Judge Fiona Barrie said: 'There is a wealth of evidence showing an extensive, lucrative and well organised conspiracy to traffic young women in the UK and control their services for prostitution.
'At trial you (Mr Tsang) ran the extraordinary evidence that you were just a taxi driver and knew nothing, Ms Pan's evidence was that she was running an agency.
'Trafficking is a growing international industry in which victims are treated as commodities and operators can make vast sums of money.
'I recognise that absent in this case is international trafficking or the use of force or coercion.
'It doesn't mean this can be categorised as booking taxi drivers, not just the transport but the exploitation and management of services at their destination, including multiple messages to send girls to clients, arranging fees and services provided, venues to work from and the facilitation of their travel.
'This was in my judgement a significant operation in which both defendants were key players and expected with others to receive significant financial rewards.
'The evidence suggests the control or multiple girls whilst advertising them as sex workers.

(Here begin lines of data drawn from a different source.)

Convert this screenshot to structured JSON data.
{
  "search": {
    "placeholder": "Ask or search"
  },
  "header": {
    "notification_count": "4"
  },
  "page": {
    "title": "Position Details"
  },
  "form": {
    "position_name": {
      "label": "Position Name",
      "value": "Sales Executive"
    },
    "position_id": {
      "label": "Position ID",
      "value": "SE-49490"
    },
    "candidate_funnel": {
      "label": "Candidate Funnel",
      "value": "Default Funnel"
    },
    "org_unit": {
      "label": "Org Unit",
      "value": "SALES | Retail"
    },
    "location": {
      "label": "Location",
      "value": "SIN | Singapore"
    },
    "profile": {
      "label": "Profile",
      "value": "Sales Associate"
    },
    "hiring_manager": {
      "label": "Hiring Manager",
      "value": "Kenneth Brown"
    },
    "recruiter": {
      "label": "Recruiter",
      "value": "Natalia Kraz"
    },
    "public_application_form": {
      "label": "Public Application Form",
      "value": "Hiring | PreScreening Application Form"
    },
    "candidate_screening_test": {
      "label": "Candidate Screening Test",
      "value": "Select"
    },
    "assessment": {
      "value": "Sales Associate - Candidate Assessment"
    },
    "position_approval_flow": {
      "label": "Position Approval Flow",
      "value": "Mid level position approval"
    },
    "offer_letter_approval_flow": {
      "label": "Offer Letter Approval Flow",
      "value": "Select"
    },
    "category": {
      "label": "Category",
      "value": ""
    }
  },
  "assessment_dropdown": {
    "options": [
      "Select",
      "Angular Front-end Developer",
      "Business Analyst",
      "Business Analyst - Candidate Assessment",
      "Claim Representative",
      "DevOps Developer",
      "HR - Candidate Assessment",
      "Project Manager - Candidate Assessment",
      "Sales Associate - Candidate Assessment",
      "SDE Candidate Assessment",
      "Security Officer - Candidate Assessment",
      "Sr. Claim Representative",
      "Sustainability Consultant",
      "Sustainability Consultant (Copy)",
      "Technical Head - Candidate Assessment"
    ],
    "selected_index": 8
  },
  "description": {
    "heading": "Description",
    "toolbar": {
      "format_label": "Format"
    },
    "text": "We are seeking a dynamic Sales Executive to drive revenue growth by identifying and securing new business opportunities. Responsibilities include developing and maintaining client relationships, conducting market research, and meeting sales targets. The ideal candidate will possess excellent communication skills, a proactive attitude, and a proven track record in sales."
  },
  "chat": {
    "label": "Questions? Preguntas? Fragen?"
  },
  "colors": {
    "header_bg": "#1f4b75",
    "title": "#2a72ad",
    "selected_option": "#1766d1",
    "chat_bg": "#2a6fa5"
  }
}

As part of their investigation, Met police officers executed search warrants at properties linked to the couple and recovered quantities of class A drugs including crystal meth as well as cocaine
'Police recovered evidence that phones showed hundreds of messages arranging the provision of sexual services.'
Judge Barrie added that condoms found at their home were 'floor to ceiling' and at an 'industrial scale'.
Tsang and Pan, of St Mary's Terrace, Paddington, were convicted of conspiracy to commit human trafficking, conspiracy to control prostitution for gain, money laundering and cleared of possession of class-B (ketamine) with intent to supply.
Pan alone was convicted of two counts of possession of class-As (cocaine and crystal meth) with intent to supply.
They were acquitted of conspiracy to commit human trafficking and conspiracy to control prostitution for gain in relation to one complainant.
Tsang was also cleared of raping one of the women.
Pan was jailed for six years and eight months while Tsang was jailed for five years and eight months.
They will serve up to half in custody before being considered for release by the Parole Board.
As well as thousands of condoms, officers recovered a large collection of women's underwear
PC Sam Bhangu, from Central West area's Sexual Exploitation Team, said: 'Tsang and Pan were part of a conspiracy directing and controlling the activities of sex workers.
'They had absolutely no regard for the wellbeing of the women they controlled. They dehumanised them and treated them as objects for their own personal financial gain.
'I'd like to commend the huge amount of bravery shown by the victim, not only for reporting these atrocious crimes to us but also for her vital assistance throughout the investigation, which ultimately helped us to bring Tsang and Pan to justice.
'The victim was controlled by this couple for years. She was forced to have sex with multiple men a day and she was even subject to violence and terrifying threats if Tsang and Pan were unhappy with her.
'She was trapped in this nightmare for months on end because she was in genuine fear of her own life and the lives of her loved ones.
'However, in the end she found the courage to go to the police, which freed her from Tsang and Pan's toxic grasp and now sees them facing a lengthy stint behind bars.
Detective Constable Stu Higgs, from Central West area's Sexual Exploitation Team, added: 'The Met has officers working around the clock to identify people involved in human trafficking and exploitation.
'We work closely with national and international partners to share intelligence, and identify and detain criminals, such as Tsang and Pan, who profit from exploiting vulnerable people.
'However, communities also have an important role to play in recognising the indicators.
'Modern slavery and human trafficking are often hidden in plain sight and we need the public to recognise the signs and report their suspicions.
'If you suspect someone may be a victim of modern slavery, tell someone. You will always be taken seriously and protection and support is available.'